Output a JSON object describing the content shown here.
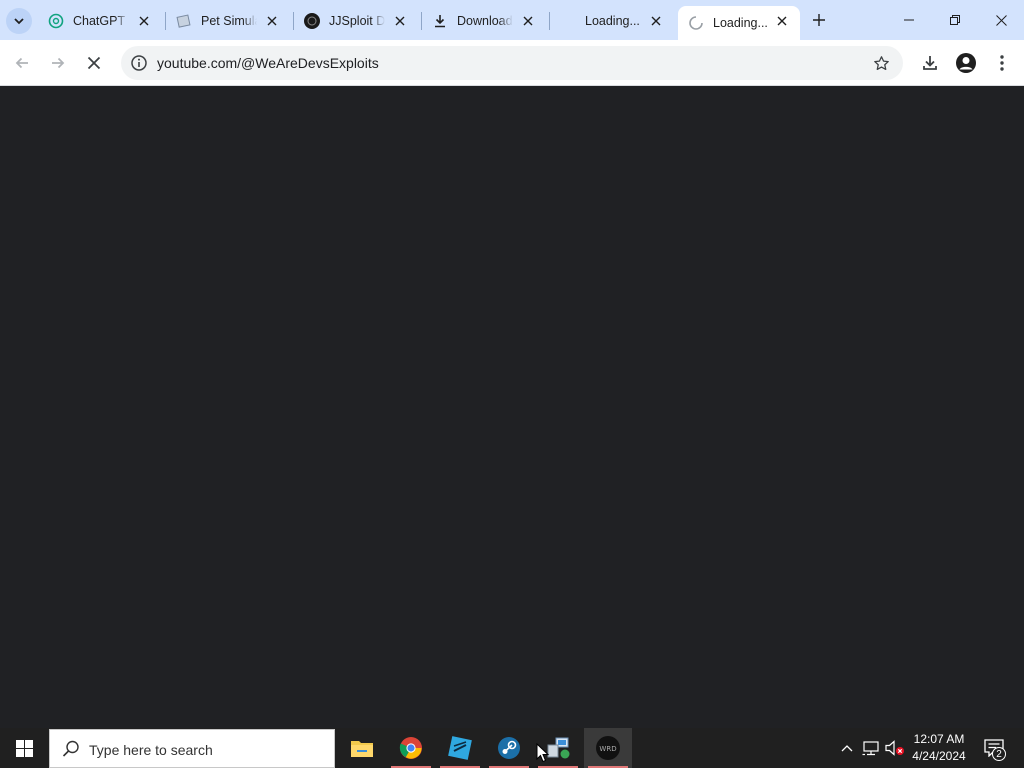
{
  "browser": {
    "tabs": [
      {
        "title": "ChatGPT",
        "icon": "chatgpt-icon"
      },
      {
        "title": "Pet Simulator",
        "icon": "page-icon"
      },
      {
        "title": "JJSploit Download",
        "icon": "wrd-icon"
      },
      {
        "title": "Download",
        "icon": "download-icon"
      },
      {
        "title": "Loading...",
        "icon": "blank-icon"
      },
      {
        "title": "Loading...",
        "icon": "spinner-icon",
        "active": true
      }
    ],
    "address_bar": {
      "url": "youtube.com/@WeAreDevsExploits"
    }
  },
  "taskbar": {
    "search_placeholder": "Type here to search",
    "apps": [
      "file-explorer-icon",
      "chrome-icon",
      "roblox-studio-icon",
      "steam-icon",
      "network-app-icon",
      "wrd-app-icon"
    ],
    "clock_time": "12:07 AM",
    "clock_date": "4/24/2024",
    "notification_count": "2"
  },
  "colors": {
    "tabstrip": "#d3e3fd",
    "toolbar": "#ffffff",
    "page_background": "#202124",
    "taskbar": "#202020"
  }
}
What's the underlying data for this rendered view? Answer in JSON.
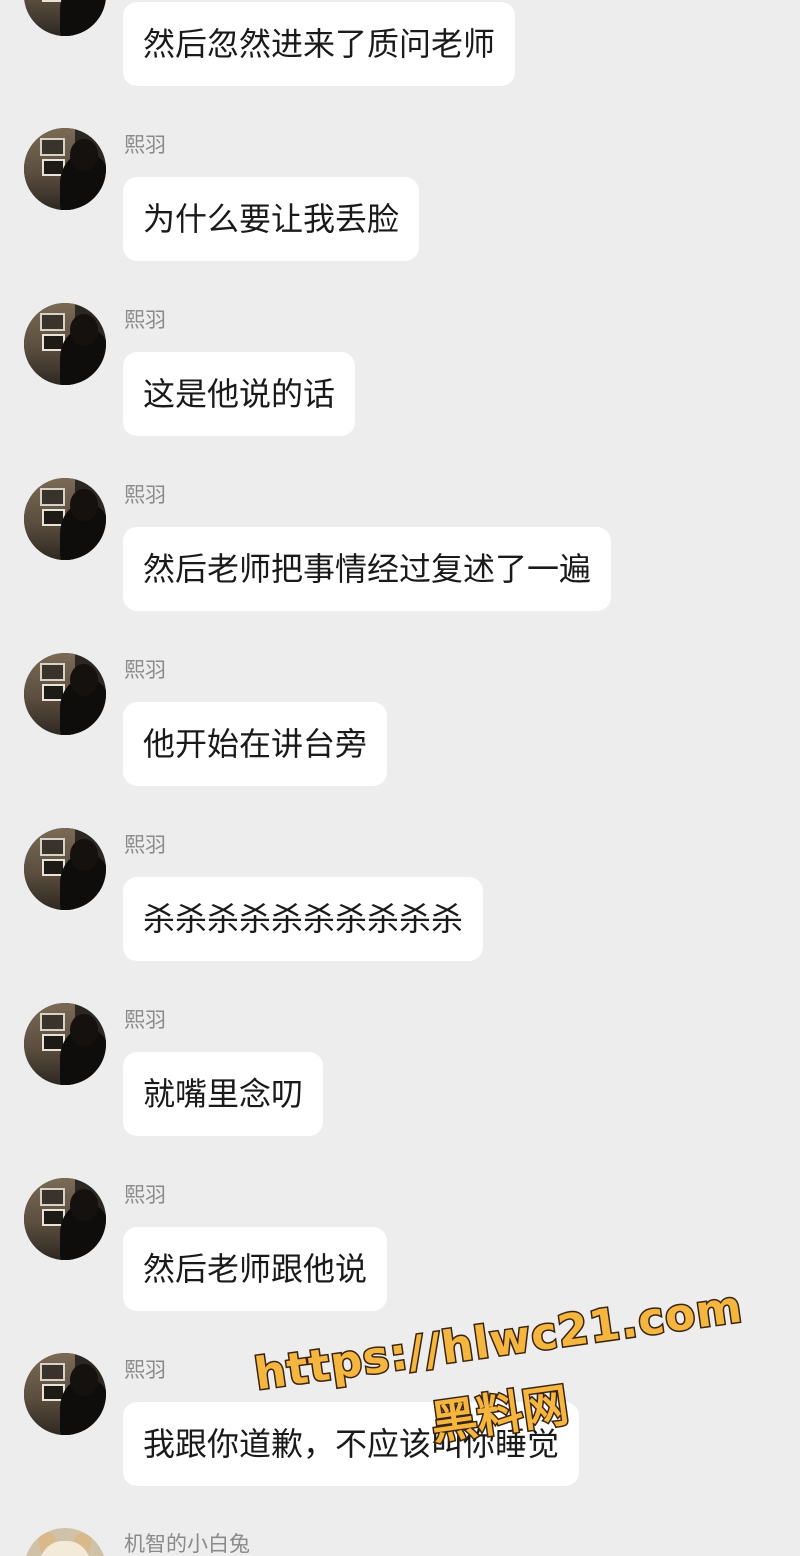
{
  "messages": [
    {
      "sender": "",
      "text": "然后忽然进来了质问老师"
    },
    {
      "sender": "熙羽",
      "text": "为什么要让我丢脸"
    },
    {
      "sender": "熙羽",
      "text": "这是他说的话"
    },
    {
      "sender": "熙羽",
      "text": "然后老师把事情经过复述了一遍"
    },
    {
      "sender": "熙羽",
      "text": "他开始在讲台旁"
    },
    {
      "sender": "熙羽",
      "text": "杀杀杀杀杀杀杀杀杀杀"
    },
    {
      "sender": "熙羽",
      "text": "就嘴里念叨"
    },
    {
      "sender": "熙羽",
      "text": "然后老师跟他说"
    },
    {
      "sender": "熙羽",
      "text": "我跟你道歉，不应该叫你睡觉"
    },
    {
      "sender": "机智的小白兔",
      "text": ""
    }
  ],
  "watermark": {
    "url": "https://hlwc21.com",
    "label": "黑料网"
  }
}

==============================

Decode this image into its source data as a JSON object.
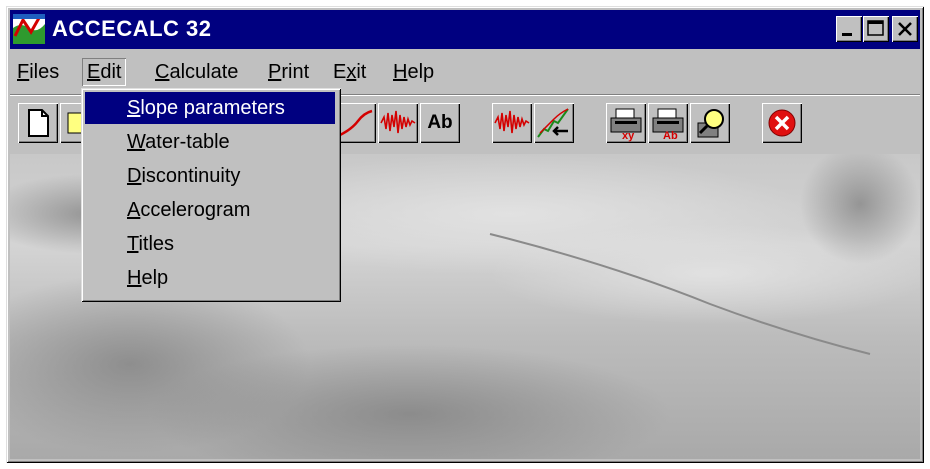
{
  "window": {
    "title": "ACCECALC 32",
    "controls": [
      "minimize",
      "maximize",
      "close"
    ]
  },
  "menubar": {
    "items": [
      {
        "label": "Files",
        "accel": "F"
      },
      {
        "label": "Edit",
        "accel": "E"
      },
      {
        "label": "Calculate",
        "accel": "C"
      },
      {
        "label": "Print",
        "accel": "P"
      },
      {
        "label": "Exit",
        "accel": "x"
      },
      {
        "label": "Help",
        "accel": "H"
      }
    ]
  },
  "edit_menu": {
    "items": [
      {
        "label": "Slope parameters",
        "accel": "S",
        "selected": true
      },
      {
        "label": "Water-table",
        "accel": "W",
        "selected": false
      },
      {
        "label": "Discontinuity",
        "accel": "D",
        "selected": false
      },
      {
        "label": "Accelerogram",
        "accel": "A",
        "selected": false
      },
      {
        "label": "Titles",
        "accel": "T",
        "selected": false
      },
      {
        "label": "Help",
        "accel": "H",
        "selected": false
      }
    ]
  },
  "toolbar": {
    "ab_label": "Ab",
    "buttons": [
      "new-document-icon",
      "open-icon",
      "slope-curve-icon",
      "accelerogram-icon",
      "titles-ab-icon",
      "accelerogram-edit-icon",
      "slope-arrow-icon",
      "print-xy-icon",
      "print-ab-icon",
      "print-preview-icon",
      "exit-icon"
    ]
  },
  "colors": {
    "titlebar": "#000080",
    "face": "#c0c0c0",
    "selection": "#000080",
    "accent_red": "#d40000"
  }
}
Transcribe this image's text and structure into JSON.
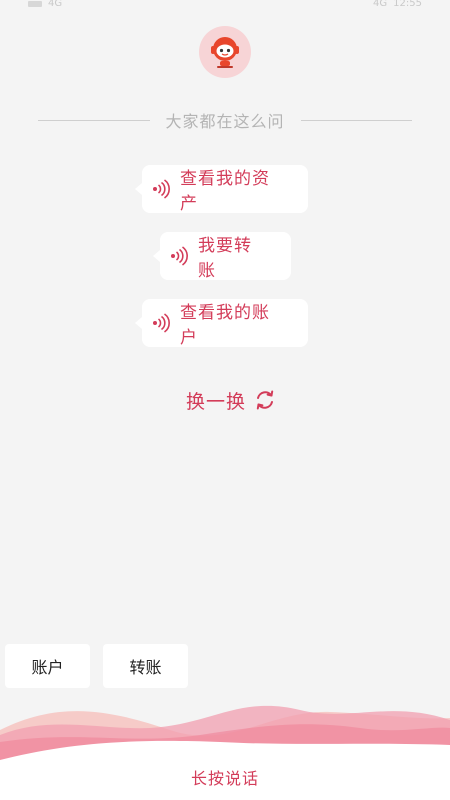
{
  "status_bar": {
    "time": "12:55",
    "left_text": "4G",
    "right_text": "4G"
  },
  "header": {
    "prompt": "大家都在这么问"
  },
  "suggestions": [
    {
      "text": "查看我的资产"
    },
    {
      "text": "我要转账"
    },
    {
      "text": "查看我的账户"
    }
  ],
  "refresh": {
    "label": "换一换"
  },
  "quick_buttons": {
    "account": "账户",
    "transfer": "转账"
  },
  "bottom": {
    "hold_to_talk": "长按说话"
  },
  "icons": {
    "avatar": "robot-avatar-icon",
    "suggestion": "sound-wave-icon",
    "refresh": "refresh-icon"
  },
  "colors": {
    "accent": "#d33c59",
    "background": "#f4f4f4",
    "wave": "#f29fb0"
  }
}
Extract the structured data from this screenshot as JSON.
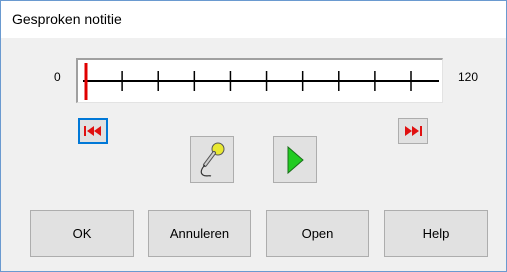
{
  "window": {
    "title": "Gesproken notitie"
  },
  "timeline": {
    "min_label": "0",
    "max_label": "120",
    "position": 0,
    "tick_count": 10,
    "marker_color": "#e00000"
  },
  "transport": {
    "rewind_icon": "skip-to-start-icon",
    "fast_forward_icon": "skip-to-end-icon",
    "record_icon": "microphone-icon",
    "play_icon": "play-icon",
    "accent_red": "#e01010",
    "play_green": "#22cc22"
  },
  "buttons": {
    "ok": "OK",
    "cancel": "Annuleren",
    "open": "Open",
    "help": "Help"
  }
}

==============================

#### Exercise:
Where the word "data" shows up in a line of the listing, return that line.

#### Reply to the task:
What's the underlying data for this rendered view? Answer in JSON.
Decode this image into its source data as a JSON object.
Extract the structured data from this screenshot as JSON.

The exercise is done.